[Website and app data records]
━━━━━━━━━━━━━━━━━━━━

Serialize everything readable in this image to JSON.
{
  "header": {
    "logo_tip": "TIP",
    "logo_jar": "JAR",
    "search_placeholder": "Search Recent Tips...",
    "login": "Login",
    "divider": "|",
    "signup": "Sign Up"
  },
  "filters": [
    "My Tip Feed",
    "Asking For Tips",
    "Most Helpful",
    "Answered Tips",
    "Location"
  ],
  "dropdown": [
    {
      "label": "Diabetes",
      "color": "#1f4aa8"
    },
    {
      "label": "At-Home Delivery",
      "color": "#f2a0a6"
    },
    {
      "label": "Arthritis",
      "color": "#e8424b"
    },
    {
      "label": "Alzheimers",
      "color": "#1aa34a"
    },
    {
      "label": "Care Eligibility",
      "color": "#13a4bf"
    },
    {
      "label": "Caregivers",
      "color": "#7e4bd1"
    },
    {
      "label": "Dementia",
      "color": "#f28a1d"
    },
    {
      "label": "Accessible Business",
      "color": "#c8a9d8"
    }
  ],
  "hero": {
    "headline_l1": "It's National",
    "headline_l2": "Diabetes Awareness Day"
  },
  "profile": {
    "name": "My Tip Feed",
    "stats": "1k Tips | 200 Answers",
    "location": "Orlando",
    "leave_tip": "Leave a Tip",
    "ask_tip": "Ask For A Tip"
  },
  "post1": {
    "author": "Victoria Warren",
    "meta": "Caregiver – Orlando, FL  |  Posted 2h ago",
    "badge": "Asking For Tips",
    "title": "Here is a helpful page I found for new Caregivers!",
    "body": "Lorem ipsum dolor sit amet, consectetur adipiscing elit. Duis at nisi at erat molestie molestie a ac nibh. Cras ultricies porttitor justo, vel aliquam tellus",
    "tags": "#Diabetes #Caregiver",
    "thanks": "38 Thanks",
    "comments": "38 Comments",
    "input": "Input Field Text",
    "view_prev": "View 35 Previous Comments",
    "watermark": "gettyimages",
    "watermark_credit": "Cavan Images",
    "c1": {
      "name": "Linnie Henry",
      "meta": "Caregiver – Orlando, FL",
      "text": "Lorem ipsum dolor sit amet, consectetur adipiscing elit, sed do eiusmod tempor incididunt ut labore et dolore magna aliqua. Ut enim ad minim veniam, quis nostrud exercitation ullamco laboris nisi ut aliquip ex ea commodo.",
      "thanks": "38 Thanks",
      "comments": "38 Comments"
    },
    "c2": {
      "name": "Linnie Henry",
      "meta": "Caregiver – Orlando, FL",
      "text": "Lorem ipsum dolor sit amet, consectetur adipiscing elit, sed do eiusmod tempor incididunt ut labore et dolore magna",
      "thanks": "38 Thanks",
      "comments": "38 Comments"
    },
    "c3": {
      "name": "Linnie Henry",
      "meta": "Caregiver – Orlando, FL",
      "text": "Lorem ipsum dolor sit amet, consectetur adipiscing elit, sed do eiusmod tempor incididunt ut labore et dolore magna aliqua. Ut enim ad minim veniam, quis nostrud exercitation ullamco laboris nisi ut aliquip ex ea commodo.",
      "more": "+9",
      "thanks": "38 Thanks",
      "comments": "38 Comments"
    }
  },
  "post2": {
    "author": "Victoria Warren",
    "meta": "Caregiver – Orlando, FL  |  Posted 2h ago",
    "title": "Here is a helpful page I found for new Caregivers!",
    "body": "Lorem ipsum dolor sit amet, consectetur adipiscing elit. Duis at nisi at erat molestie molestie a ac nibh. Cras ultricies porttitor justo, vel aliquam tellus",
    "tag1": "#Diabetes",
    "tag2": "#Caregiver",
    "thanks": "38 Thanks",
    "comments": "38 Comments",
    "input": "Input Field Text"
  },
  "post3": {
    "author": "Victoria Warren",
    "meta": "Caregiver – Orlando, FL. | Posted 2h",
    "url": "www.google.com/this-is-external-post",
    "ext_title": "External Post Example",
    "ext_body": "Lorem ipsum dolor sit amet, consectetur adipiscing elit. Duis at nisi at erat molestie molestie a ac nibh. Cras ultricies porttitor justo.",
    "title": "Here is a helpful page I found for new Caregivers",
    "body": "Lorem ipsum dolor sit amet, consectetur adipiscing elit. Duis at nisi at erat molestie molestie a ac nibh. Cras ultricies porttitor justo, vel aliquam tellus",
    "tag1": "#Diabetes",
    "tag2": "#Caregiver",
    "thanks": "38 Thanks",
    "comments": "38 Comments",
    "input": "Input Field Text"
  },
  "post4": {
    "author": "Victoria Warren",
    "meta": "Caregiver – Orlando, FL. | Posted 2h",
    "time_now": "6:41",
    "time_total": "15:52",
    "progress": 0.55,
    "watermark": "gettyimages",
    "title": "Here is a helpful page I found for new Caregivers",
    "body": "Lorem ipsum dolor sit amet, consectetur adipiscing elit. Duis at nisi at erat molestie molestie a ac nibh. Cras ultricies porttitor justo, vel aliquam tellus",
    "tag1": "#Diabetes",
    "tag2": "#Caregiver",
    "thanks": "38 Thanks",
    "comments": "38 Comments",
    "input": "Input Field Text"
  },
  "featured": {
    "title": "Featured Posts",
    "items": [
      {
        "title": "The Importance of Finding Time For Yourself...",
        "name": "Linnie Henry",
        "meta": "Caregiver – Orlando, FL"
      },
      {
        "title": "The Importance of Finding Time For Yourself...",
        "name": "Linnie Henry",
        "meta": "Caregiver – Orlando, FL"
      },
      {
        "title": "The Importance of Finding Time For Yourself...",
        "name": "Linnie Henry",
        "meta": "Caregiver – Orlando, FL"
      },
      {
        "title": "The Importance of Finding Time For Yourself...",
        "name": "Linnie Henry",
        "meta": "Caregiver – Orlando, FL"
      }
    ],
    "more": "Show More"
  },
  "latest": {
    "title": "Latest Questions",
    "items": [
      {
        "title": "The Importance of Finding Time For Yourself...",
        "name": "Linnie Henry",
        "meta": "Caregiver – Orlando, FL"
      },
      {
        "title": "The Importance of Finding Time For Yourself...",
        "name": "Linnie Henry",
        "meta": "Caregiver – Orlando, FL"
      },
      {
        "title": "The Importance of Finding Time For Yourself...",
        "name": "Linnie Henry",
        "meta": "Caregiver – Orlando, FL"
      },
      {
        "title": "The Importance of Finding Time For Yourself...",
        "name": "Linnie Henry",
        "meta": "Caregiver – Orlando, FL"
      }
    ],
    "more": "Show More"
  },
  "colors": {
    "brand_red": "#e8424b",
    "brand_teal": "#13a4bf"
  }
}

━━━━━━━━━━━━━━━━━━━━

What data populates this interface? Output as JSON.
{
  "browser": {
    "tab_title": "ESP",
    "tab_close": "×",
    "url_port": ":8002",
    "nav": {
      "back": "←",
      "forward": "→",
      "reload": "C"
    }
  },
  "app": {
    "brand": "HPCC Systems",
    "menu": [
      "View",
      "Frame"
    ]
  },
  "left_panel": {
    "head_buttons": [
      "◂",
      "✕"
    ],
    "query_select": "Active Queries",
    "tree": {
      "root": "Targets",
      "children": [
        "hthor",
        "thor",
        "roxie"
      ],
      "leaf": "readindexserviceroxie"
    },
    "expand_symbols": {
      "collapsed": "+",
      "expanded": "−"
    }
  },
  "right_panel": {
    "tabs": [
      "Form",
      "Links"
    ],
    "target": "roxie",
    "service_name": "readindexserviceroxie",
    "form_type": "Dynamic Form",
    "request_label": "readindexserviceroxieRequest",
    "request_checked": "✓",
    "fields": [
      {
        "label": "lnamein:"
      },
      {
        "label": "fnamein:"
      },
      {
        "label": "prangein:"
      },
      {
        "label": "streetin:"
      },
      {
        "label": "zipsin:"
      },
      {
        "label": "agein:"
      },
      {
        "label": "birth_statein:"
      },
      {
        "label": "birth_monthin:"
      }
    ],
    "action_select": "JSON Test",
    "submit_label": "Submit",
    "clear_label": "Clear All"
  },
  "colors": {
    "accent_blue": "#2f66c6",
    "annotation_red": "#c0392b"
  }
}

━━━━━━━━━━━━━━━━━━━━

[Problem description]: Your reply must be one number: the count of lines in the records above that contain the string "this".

[Response]: 3